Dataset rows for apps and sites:
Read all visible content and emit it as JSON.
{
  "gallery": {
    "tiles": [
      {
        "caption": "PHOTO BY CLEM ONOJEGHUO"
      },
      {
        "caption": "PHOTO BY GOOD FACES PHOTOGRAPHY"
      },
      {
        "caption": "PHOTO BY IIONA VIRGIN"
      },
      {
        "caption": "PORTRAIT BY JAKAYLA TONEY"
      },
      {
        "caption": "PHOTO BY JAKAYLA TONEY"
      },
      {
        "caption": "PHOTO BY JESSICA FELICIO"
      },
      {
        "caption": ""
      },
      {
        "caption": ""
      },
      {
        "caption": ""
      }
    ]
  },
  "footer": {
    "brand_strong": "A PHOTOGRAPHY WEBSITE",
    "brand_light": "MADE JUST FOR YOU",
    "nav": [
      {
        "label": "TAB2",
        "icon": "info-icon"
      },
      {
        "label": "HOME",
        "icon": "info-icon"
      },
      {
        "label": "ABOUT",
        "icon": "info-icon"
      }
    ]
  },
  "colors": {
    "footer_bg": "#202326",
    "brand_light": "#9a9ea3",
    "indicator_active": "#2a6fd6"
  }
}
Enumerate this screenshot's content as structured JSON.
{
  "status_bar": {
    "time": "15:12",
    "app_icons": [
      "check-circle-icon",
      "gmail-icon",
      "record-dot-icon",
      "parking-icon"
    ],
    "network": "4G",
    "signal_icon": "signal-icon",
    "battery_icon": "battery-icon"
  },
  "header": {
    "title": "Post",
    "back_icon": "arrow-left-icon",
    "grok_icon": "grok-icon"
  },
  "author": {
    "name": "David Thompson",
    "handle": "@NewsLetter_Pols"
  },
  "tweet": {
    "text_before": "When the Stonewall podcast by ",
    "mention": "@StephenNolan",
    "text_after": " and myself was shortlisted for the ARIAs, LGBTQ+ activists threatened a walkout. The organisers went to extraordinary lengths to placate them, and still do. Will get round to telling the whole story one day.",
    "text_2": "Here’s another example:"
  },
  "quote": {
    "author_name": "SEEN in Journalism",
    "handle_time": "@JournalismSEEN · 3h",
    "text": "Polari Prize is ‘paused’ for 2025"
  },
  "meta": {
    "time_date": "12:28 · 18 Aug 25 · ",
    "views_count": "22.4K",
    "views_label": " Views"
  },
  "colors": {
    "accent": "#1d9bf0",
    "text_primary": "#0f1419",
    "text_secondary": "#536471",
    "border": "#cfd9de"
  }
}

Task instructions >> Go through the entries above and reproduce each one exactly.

Answer to this task >>
Read all visible content and emit it as JSON.
{
  "gallery": {
    "tiles": [
      {
        "caption": "PHOTO BY CLEM ONOJEGHUO"
      },
      {
        "caption": "PHOTO BY GOOD FACES PHOTOGRAPHY"
      },
      {
        "caption": "PHOTO BY IIONA VIRGIN"
      },
      {
        "caption": "PORTRAIT BY JAKAYLA TONEY"
      },
      {
        "caption": "PHOTO BY JAKAYLA TONEY"
      },
      {
        "caption": "PHOTO BY JESSICA FELICIO"
      },
      {
        "caption": ""
      },
      {
        "caption": ""
      },
      {
        "caption": ""
      }
    ]
  },
  "footer": {
    "brand_strong": "A PHOTOGRAPHY WEBSITE",
    "brand_light": "MADE JUST FOR YOU",
    "nav": [
      {
        "label": "TAB2",
        "icon": "info-icon"
      },
      {
        "label": "HOME",
        "icon": "info-icon"
      },
      {
        "label": "ABOUT",
        "icon": "info-icon"
      }
    ]
  },
  "colors": {
    "footer_bg": "#202326",
    "brand_light": "#9a9ea3",
    "indicator_active": "#2a6fd6"
  }
}
Enumerate this screenshot's content as structured JSON.
{
  "status_bar": {
    "time": "15:12",
    "app_icons": [
      "check-circle-icon",
      "gmail-icon",
      "record-dot-icon",
      "parking-icon"
    ],
    "network": "4G",
    "signal_icon": "signal-icon",
    "battery_icon": "battery-icon"
  },
  "header": {
    "title": "Post",
    "back_icon": "arrow-left-icon",
    "grok_icon": "grok-icon"
  },
  "author": {
    "name": "David Thompson",
    "handle": "@NewsLetter_Pols"
  },
  "tweet": {
    "text_before": "When the Stonewall podcast by ",
    "mention": "@StephenNolan",
    "text_after": " and myself was shortlisted for the ARIAs, LGBTQ+ activists threatened a walkout. The organisers went to extraordinary lengths to placate them, and still do. Will get round to telling the whole story one day.",
    "text_2": "Here’s another example:"
  },
  "quote": {
    "author_name": "SEEN in Journalism",
    "handle_time": "@JournalismSEEN · 3h",
    "text": "Polari Prize is ‘paused’ for 2025"
  },
  "meta": {
    "time_date": "12:28 · 18 Aug 25 · ",
    "views_count": "22.4K",
    "views_label": " Views"
  },
  "colors": {
    "accent": "#1d9bf0",
    "text_primary": "#0f1419",
    "text_secondary": "#536471",
    "border": "#cfd9de"
  }
}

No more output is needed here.